Life-Long-Capable

The illiterate of the 21st century will not be those who cannot read and write, but those who cannot learn, unlearn, and relearn.

—Alvin Toffler

The traditional, inflexible ‘life phase approach’ with its compartmentalising of learning and working life will no longer serve. Education must move to a recurrent, with learning freed from being a formal and time-tied activity to become an on-going process that will refresh knowledge and ensure lifelong viability.

The Learning Paradigm

The shift from teaching/teacher-centredness to learner/learning-centredness involves major changes in our assumptions about and approach to the teaching/learning transaction.


Even from this summary it is evident that the differences are very real and as educators we need to think of their many and profound implications for why, what and how we teach.

 

Further Reading

Barr, Robert & Tagg, John. (Nov/Dec 1995). ‘From Teaching to Learning’, Change, 13–25.

Boyer, E.L. (1990). Scholarship Reconsidered: Priorities for the Professoriate (a special report of The Carnegie Foundation for the Advancement of Teaching). Princeton, NJ: University Press.

Rogers, Carl. (1969). Freedom to Learn.
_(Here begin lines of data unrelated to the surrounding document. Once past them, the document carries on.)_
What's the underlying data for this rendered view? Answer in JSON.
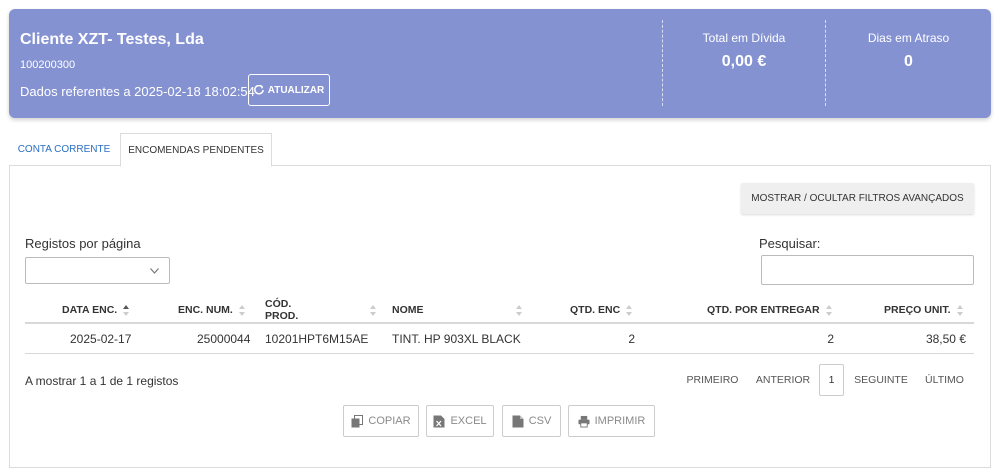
{
  "header": {
    "client_name": "Cliente XZT- Testes, Lda",
    "client_code": "100200300",
    "data_ref": "Dados referentes a 2025-02-18 18:02:54",
    "refresh_label": "ATUALIZAR",
    "kpis": [
      {
        "label": "Total em Dívida",
        "value": "0,00 €"
      },
      {
        "label": "Dias em Atraso",
        "value": "0"
      }
    ],
    "bg_color": "#8592d2"
  },
  "tabs": [
    {
      "label": "CONTA CORRENTE",
      "active": false
    },
    {
      "label": "ENCOMENDAS PENDENTES",
      "active": true
    }
  ],
  "filters_button_label": "MOSTRAR / OCULTAR FILTROS AVANÇADOS",
  "records_per_page": {
    "label": "Registos por página",
    "value": ""
  },
  "search": {
    "label": "Pesquisar:",
    "value": ""
  },
  "table": {
    "columns": [
      "DATA ENC.",
      "ENC. NUM.",
      "CÓD. PROD.",
      "NOME",
      "QTD. ENC",
      "QTD. POR ENTREGAR",
      "PREÇO UNIT."
    ],
    "sorted_column": "DATA ENC.",
    "rows": [
      [
        "2025-02-17",
        "25000044",
        "10201HPT6M15AE",
        "TINT. HP 903XL BLACK",
        "2",
        "2",
        "38,50 €"
      ]
    ]
  },
  "info_text": "A mostrar 1 a 1 de 1 registos",
  "pagination": {
    "first": "PRIMEIRO",
    "previous": "ANTERIOR",
    "current_page": "1",
    "next": "SEGUINTE",
    "last": "ÚLTIMO"
  },
  "export_buttons": [
    {
      "label": "COPIAR",
      "icon": "copy-icon"
    },
    {
      "label": "EXCEL",
      "icon": "excel-file-icon"
    },
    {
      "label": "CSV",
      "icon": "csv-file-icon"
    },
    {
      "label": "IMPRIMIR",
      "icon": "print-icon"
    }
  ]
}
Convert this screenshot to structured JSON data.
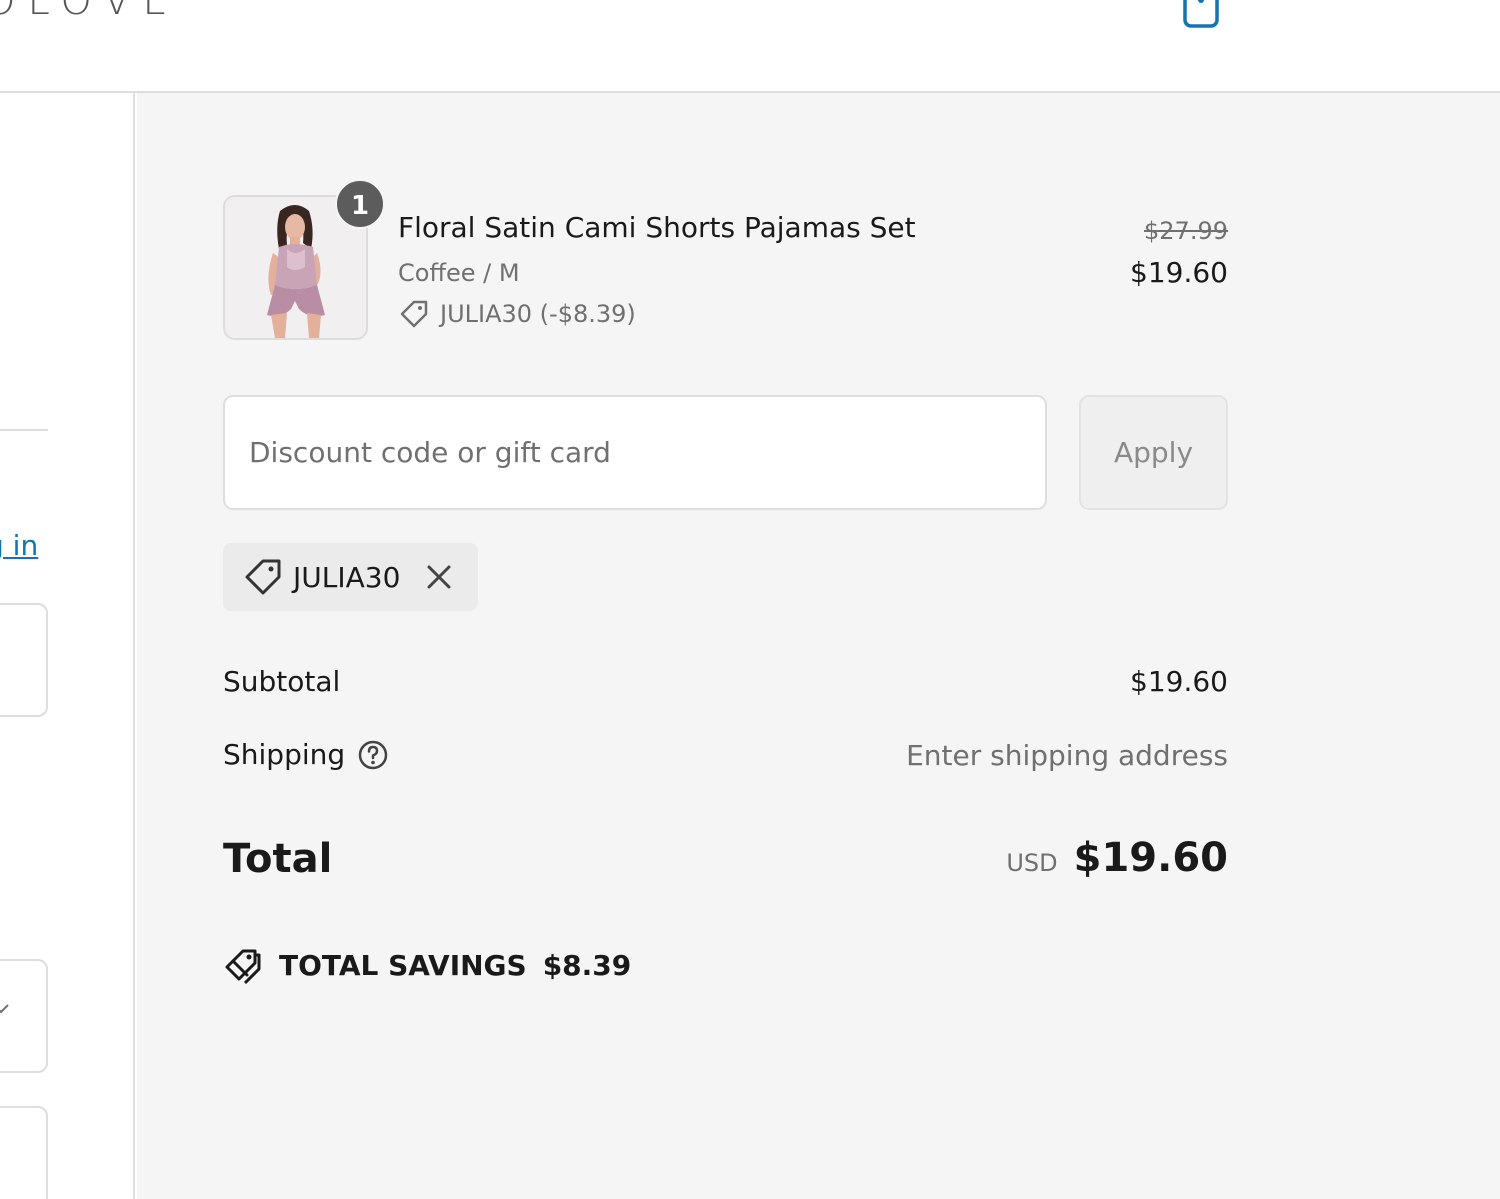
{
  "header": {
    "logo_text": "OLOVE"
  },
  "left": {
    "login_link": "g in"
  },
  "product": {
    "name": "Floral Satin Cami Shorts Pajamas Set",
    "variant": "Coffee / M",
    "discount_line": "JULIA30 (-$8.39)",
    "quantity": "1",
    "price_original": "$27.99",
    "price_current": "$19.60"
  },
  "discount_form": {
    "placeholder": "Discount code or gift card",
    "apply_label": "Apply"
  },
  "applied_code": {
    "label": "JULIA30"
  },
  "totals": {
    "subtotal_label": "Subtotal",
    "subtotal_value": "$19.60",
    "shipping_label": "Shipping",
    "shipping_value": "Enter shipping address",
    "total_label": "Total",
    "currency": "USD",
    "total_value": "$19.60",
    "savings_label": "TOTAL SAVINGS",
    "savings_value": "$8.39"
  },
  "colors": {
    "link": "#1773b0",
    "summary_bg": "#f5f5f5",
    "muted_text": "#707070"
  }
}
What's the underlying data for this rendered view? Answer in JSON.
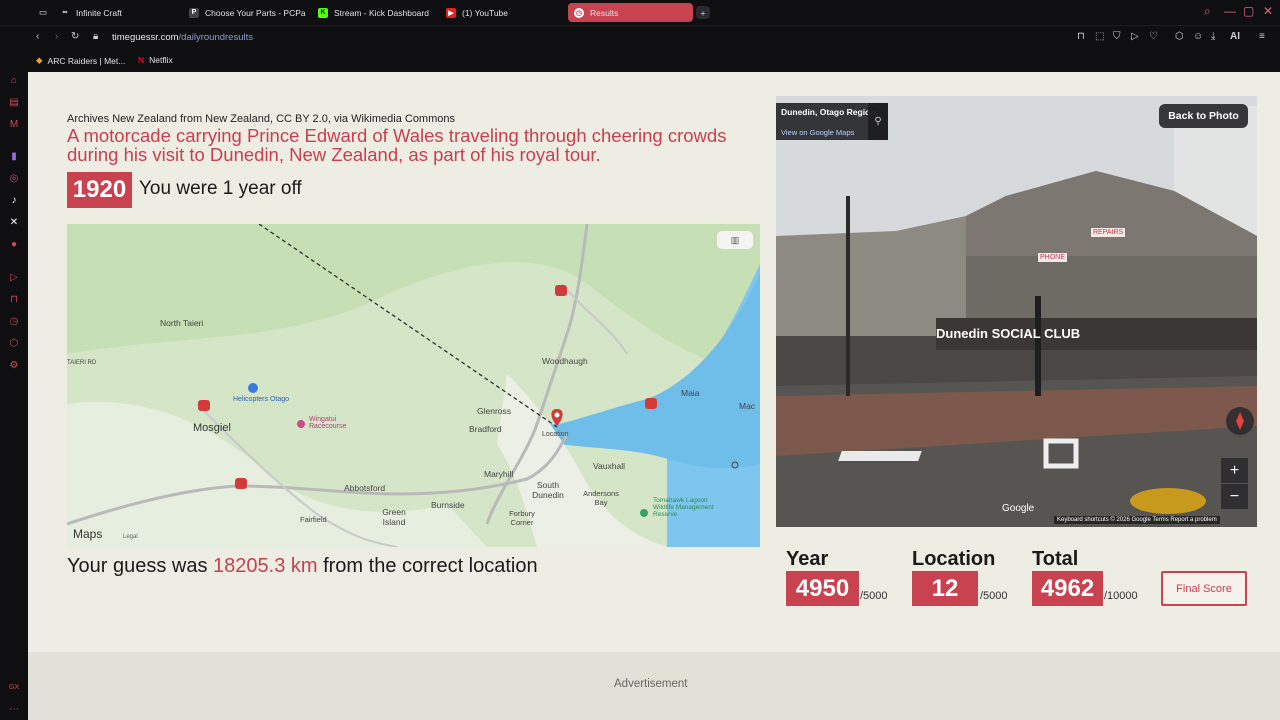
{
  "browser": {
    "tabs": [
      {
        "label": "Infinite Craft",
        "icon": "infinity-icon"
      },
      {
        "label": "Choose Your Parts - PCPa",
        "icon": "pcpartpicker-icon"
      },
      {
        "label": "Stream - Kick Dashboard",
        "icon": "kick-icon"
      },
      {
        "label": "(1) YouTube",
        "icon": "youtube-icon"
      },
      {
        "label": "Results",
        "icon": "timeguessr-icon"
      }
    ],
    "url_domain": "timeguessr.com",
    "url_path": "/dailyroundresults",
    "bookmarks": [
      {
        "label": "ARC Raiders | Met..."
      },
      {
        "label": "Netflix"
      }
    ],
    "accent": "#c9424f",
    "ai_label": "AI",
    "gx_label": "GX"
  },
  "result": {
    "credit": "Archives New Zealand from New Zealand, CC BY 2.0, via Wikimedia Commons",
    "caption": "A motorcade carrying Prince Edward of Wales traveling through cheering crowds during his visit to Dunedin, New Zealand, as part of his royal tour.",
    "year": "1920",
    "off_text": "You were 1 year off",
    "guess_prefix": "Your guess was ",
    "guess_distance": "18205.3 km",
    "guess_suffix": " from the correct location"
  },
  "map": {
    "labels": {
      "north_taieri": "North Taieri",
      "woodhaugh": "Woodhaugh",
      "helicopters": "Helicopters Otago",
      "wingatui": "Wingatui Racecourse",
      "mosgiel": "Mosgiel",
      "glenross": "Glenross",
      "bradford": "Bradford",
      "location": "Location",
      "maia": "Maia",
      "mac": "Mac",
      "maryhill": "Maryhill",
      "vauxhall": "Vauxhall",
      "abbotsford": "Abbotsford",
      "south_dunedin": "South Dunedin",
      "andersons_bay": "Andersons Bay",
      "tomahawk": "Tomahawk Lagoon Wildlife Management Reserve",
      "fairfield": "Fairfield",
      "green_island": "Green Island",
      "burnside": "Burnside",
      "forbury": "Forbury Corner",
      "taieri_rd": "TAIERI RD"
    },
    "route_shields": [
      "1",
      "87",
      "88",
      "1"
    ],
    "maps_logo": "Maps",
    "legal": "Legal"
  },
  "photo": {
    "location": "Dunedin, Otago Region",
    "view_link": "View on Google Maps",
    "back_button": "Back to Photo",
    "zoom_in": "+",
    "zoom_out": "−",
    "google_mark": "Google",
    "footer": "Keyboard shortcuts   © 2026 Google   Terms   Report a problem",
    "signs": {
      "social": "Dunedin SOCIAL CLUB",
      "repairs": "REPAIRS",
      "phone": "PHONE"
    }
  },
  "scores": {
    "year_label": "Year",
    "year_value": "4950",
    "year_max": "/5000",
    "location_label": "Location",
    "location_value": "12",
    "location_max": "/5000",
    "total_label": "Total",
    "total_value": "4962",
    "total_max": "/10000",
    "final_button": "Final Score"
  },
  "advertisement": "Advertisement"
}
Columbus, Ohio: Merrill.

 

published by
Centre for Development of Teaching and Learning (CDTL)
National University of Singapore
© CDTL 2000 - 2008